The San Diego, California man who sued Amazon over its allegedly unfair and exclusive race, sex, and sexual orientation-based treatment of sellers’ accounts, has fired back at the company’s bid to dismiss the case. His opposition says that Amazon mischaracterizes the complaint and makes several ineffective arguments, some of which border on unethical.
The lawsuit was filed last October and principally claimed that Amazon denied the plaintiff the full suite of its seller program benefits and services owing to the fact that he does not qualify as one of the company’s allegedly favored groups: LGBT, Black, Hispanic, Native American, Pacific Islander, and/or female. He stated federal and state discrimination law claims and sought relief on behalf of a class of similarly situated Amazon sellers or prospective Amazon sellers.

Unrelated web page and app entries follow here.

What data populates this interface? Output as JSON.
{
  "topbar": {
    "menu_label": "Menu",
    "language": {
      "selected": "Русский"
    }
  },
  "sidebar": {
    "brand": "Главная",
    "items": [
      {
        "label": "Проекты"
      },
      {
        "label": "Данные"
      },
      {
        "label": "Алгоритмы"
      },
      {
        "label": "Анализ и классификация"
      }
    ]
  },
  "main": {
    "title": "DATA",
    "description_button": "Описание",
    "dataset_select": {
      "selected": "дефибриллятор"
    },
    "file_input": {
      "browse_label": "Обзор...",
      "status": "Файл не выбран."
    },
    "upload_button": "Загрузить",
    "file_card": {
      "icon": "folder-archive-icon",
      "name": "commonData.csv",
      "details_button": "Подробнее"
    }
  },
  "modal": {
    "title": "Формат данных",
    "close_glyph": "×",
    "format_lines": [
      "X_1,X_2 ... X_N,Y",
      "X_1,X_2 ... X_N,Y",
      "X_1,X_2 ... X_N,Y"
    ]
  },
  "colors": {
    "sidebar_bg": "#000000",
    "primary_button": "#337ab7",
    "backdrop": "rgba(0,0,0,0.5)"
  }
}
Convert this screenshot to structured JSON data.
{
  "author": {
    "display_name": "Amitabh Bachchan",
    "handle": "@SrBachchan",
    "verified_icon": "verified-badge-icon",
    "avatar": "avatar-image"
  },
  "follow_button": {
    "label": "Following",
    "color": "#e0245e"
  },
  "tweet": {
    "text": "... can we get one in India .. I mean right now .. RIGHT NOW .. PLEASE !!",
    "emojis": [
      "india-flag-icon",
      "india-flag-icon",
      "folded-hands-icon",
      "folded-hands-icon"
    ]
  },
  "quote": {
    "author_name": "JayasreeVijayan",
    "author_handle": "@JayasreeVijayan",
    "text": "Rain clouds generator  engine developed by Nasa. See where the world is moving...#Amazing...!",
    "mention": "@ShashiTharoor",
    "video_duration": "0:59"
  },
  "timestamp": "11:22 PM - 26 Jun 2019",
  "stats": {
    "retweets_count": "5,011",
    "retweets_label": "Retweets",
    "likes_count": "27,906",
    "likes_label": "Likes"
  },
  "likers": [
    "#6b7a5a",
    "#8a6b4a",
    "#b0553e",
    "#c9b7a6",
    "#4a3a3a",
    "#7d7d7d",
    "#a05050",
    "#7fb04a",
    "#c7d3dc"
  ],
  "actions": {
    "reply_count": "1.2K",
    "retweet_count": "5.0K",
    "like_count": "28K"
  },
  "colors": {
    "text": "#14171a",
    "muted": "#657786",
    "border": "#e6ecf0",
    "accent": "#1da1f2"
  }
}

The company sought to dismiss the case, arguing, among other things, that the plaintiff never actually sold anything on its platform, a fact that renders him ineligible to sue. Amazon also defended on grounds that it policy promotes diversity instead of inflicting “invidious” discrimination in violation of California’s Unruh Act.
This week’s opposition first claims that Amazon mischaracterizes the suit as merely affecting heterosexual White males when in fact it impacts a much wider swath of people. “It is imperative that members of those groups are not forgotten here,” the opposition says.
The plaintiff also asserts that Amazon cannot duck Unruh Act liability on the basis that the public policy exception applies. The filing notes that Amazon cannot invoke the exception as the complaint and judicially noticed material does not support a finding that its programs actually foster diversity. The opposition further explains that both California and Federal courts “routinely reject purported public policy exceptions to antidiscrimination laws,” in view of their compelling agenda to eradicate discrimination.
Additionally, Amazon’s argument that the plaintiff lacks constitutional standing “shockingly” fails to disclose leading Ninth Circuit authority directly relevant to the instant case and adverse to Amazon’s position, the opposition says. The plaintiff argues that he has standing based on the holding in White v. Square Inc. and its state analogue purportedly extending standing to aggrieved website visitors under California law.
The motion to dismiss hearing is scheduled for June 3.